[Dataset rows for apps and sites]
Segment Open
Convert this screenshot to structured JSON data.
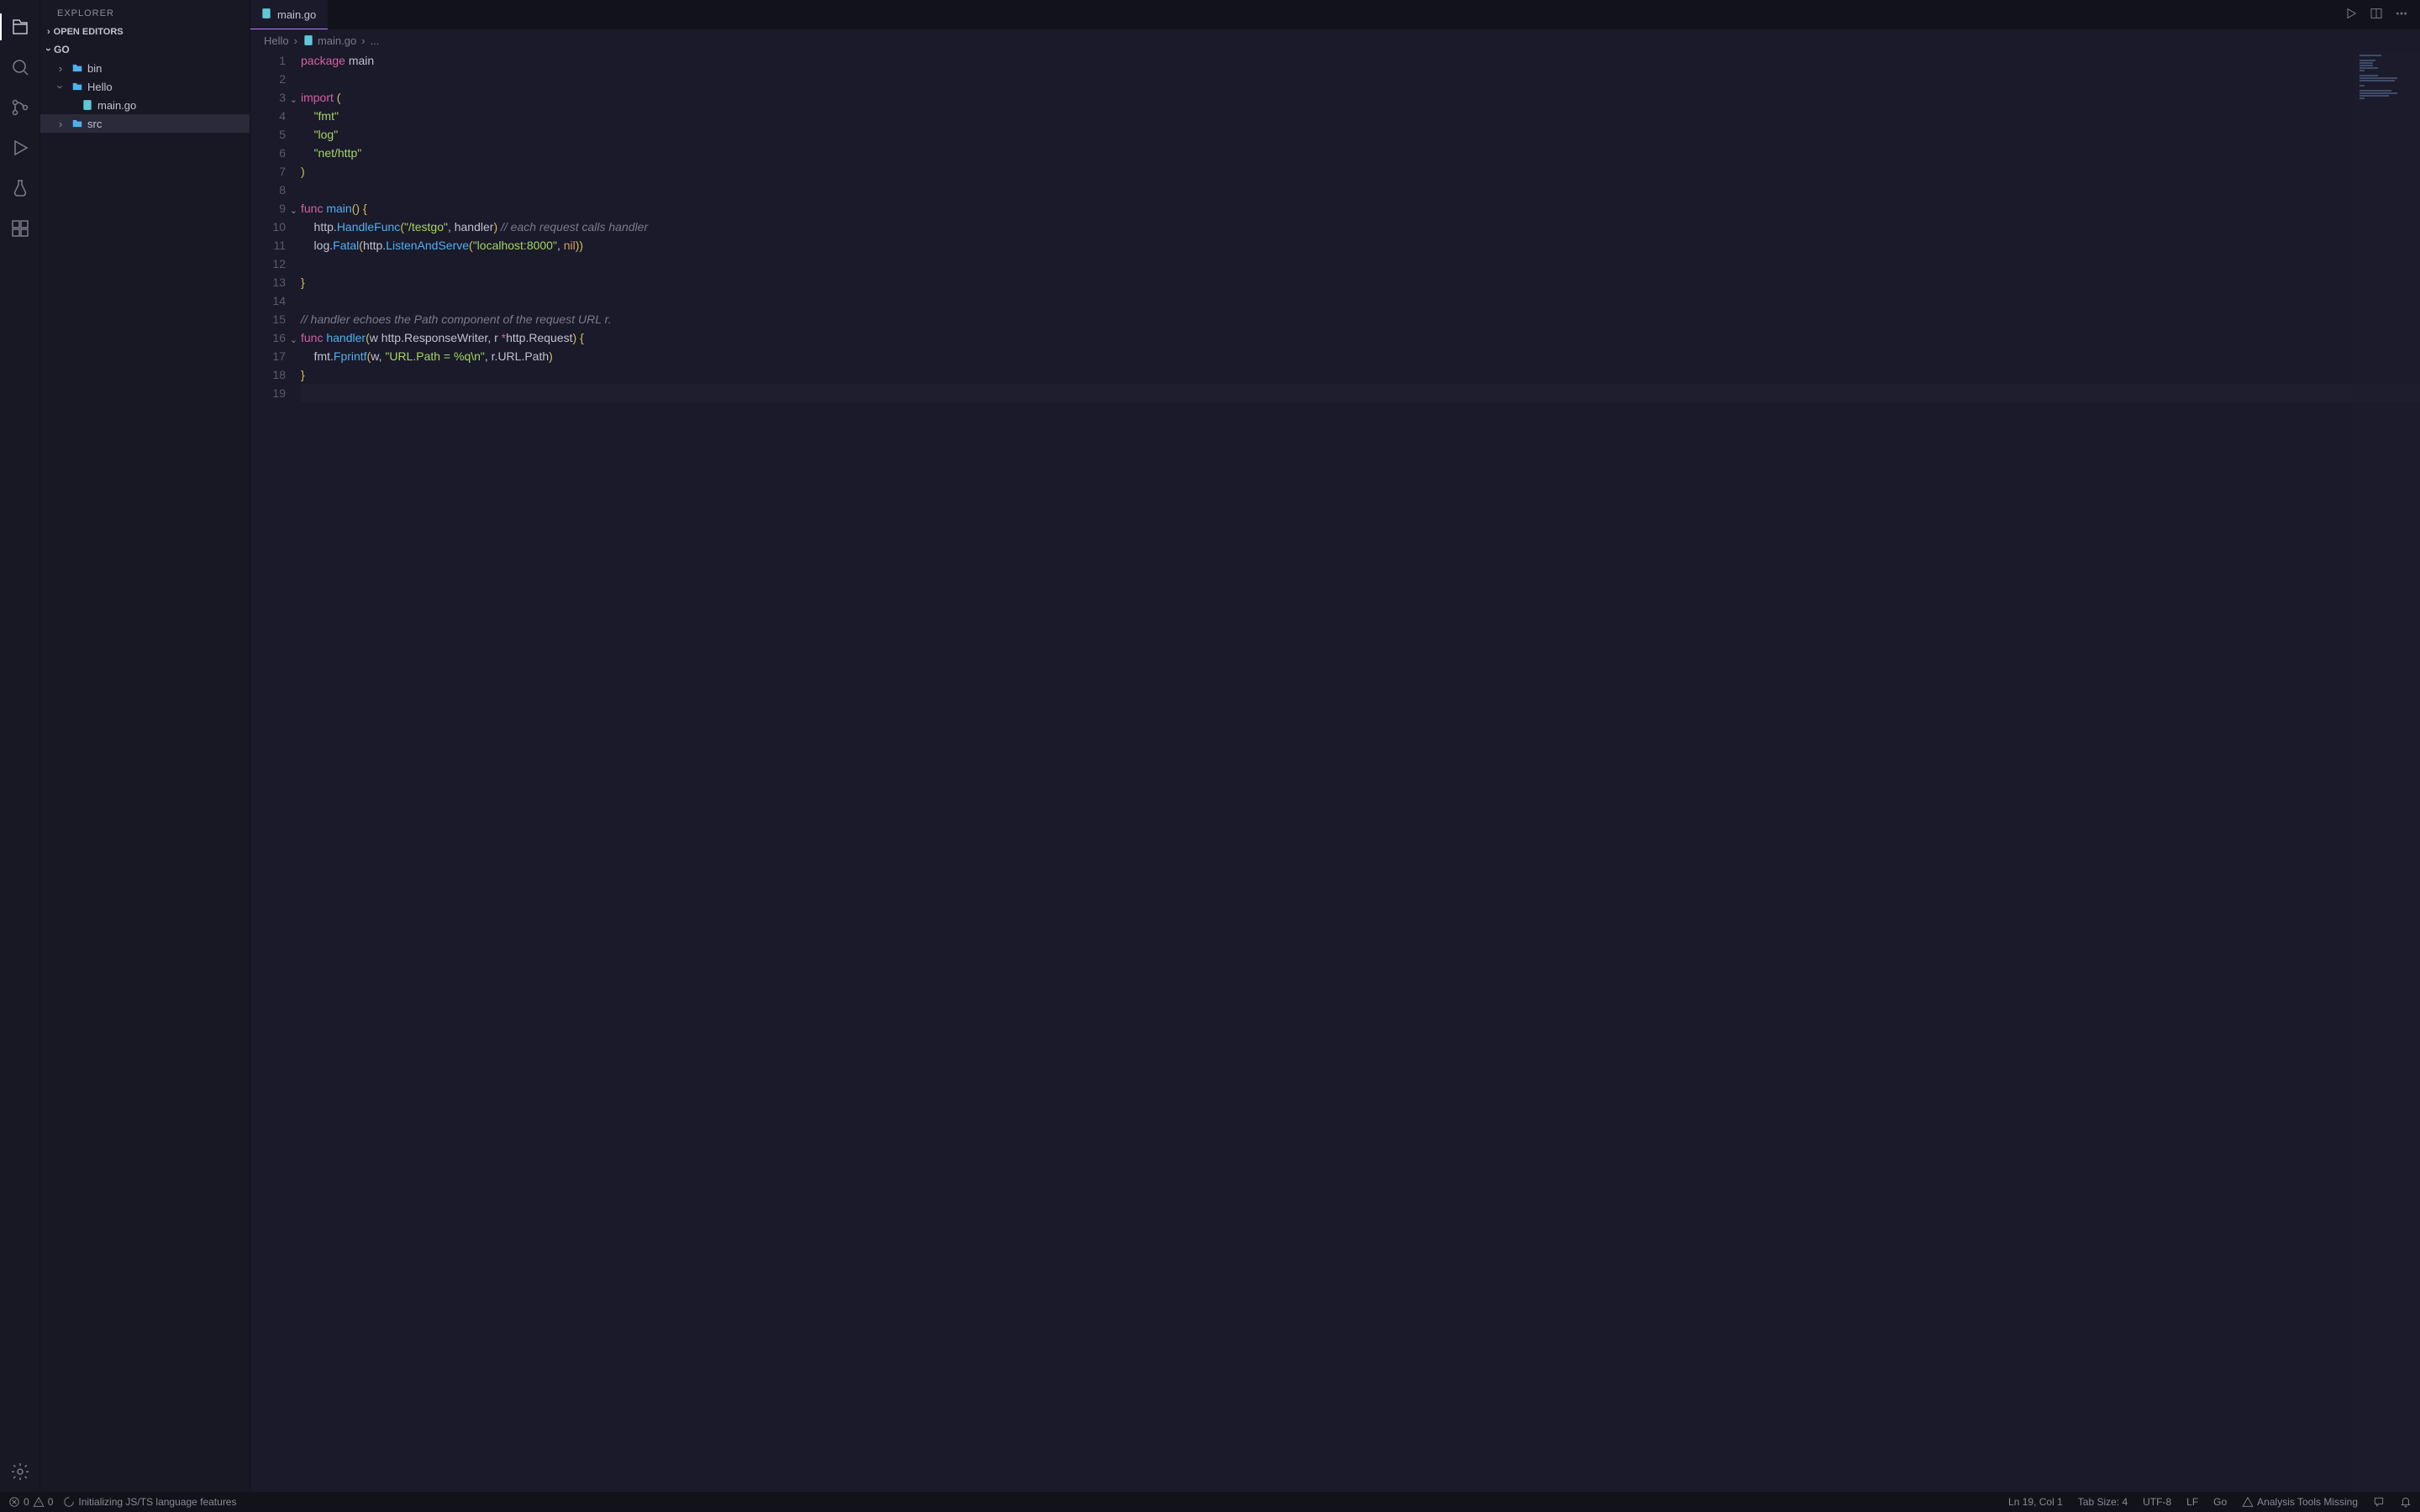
{
  "sidebar": {
    "title": "EXPLORER",
    "sections": {
      "open_editors": "OPEN EDITORS",
      "root": "GO"
    },
    "tree": [
      {
        "name": "bin",
        "type": "folder",
        "depth": 1,
        "expanded": false
      },
      {
        "name": "Hello",
        "type": "folder",
        "depth": 1,
        "expanded": true
      },
      {
        "name": "main.go",
        "type": "file",
        "depth": 2
      },
      {
        "name": "src",
        "type": "folder",
        "depth": 1,
        "expanded": false,
        "selected": true
      }
    ]
  },
  "tabs": {
    "active": "main.go"
  },
  "breadcrumbs": {
    "crumb1": "Hello",
    "crumb2": "main.go",
    "crumb3": "..."
  },
  "editor": {
    "lines": [
      {
        "n": 1,
        "tokens": [
          {
            "t": "package ",
            "c": "kw"
          },
          {
            "t": "main",
            "c": "pn"
          }
        ]
      },
      {
        "n": 2,
        "tokens": []
      },
      {
        "n": 3,
        "fold": true,
        "tokens": [
          {
            "t": "import ",
            "c": "kw"
          },
          {
            "t": "(",
            "c": "yl"
          }
        ]
      },
      {
        "n": 4,
        "tokens": [
          {
            "t": "    ",
            "c": ""
          },
          {
            "t": "\"fmt\"",
            "c": "str"
          }
        ]
      },
      {
        "n": 5,
        "tokens": [
          {
            "t": "    ",
            "c": ""
          },
          {
            "t": "\"log\"",
            "c": "str"
          }
        ]
      },
      {
        "n": 6,
        "tokens": [
          {
            "t": "    ",
            "c": ""
          },
          {
            "t": "\"net/http\"",
            "c": "str"
          }
        ]
      },
      {
        "n": 7,
        "tokens": [
          {
            "t": ")",
            "c": "yl"
          }
        ]
      },
      {
        "n": 8,
        "tokens": []
      },
      {
        "n": 9,
        "fold": true,
        "tokens": [
          {
            "t": "func ",
            "c": "kw"
          },
          {
            "t": "main",
            "c": "fn"
          },
          {
            "t": "()",
            "c": "yl"
          },
          {
            "t": " ",
            "c": ""
          },
          {
            "t": "{",
            "c": "yl"
          }
        ]
      },
      {
        "n": 10,
        "tokens": [
          {
            "t": "    http.",
            "c": "pn"
          },
          {
            "t": "HandleFunc",
            "c": "fn"
          },
          {
            "t": "(",
            "c": "yl"
          },
          {
            "t": "\"/testgo\"",
            "c": "str"
          },
          {
            "t": ", handler",
            "c": "pn"
          },
          {
            "t": ")",
            "c": "yl"
          },
          {
            "t": " ",
            "c": ""
          },
          {
            "t": "// each request calls handler",
            "c": "cmt"
          }
        ]
      },
      {
        "n": 11,
        "tokens": [
          {
            "t": "    log.",
            "c": "pn"
          },
          {
            "t": "Fatal",
            "c": "fn"
          },
          {
            "t": "(",
            "c": "yl"
          },
          {
            "t": "http.",
            "c": "pn"
          },
          {
            "t": "ListenAndServe",
            "c": "fn"
          },
          {
            "t": "(",
            "c": "yl"
          },
          {
            "t": "\"localhost:8000\"",
            "c": "str"
          },
          {
            "t": ", ",
            "c": "pn"
          },
          {
            "t": "nil",
            "c": "pk"
          },
          {
            "t": "))",
            "c": "yl"
          }
        ]
      },
      {
        "n": 12,
        "tokens": []
      },
      {
        "n": 13,
        "tokens": [
          {
            "t": "}",
            "c": "yl"
          }
        ]
      },
      {
        "n": 14,
        "tokens": []
      },
      {
        "n": 15,
        "tokens": [
          {
            "t": "// handler echoes the Path component of the request URL r.",
            "c": "cmt"
          }
        ]
      },
      {
        "n": 16,
        "fold": true,
        "tokens": [
          {
            "t": "func ",
            "c": "kw"
          },
          {
            "t": "handler",
            "c": "fn"
          },
          {
            "t": "(",
            "c": "yl"
          },
          {
            "t": "w http.ResponseWriter, r ",
            "c": "pn"
          },
          {
            "t": "*",
            "c": "kw"
          },
          {
            "t": "http.Request",
            "c": "pn"
          },
          {
            "t": ")",
            "c": "yl"
          },
          {
            "t": " ",
            "c": ""
          },
          {
            "t": "{",
            "c": "yl"
          }
        ]
      },
      {
        "n": 17,
        "tokens": [
          {
            "t": "    fmt.",
            "c": "pn"
          },
          {
            "t": "Fprintf",
            "c": "fn"
          },
          {
            "t": "(",
            "c": "yl"
          },
          {
            "t": "w, ",
            "c": "pn"
          },
          {
            "t": "\"URL.Path = %q\\n\"",
            "c": "str"
          },
          {
            "t": ", r.URL.Path",
            "c": "pn"
          },
          {
            "t": ")",
            "c": "yl"
          }
        ]
      },
      {
        "n": 18,
        "tokens": [
          {
            "t": "}",
            "c": "yl"
          }
        ]
      },
      {
        "n": 19,
        "current": true,
        "tokens": []
      }
    ]
  },
  "status": {
    "errors": "0",
    "warnings": "0",
    "task": "Initializing JS/TS language features",
    "ln_col": "Ln 19, Col 1",
    "tab_size": "Tab Size: 4",
    "encoding": "UTF-8",
    "eol": "LF",
    "language": "Go",
    "tools": "Analysis Tools Missing"
  }
}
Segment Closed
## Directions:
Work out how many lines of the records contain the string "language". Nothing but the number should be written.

## Result for this task:
2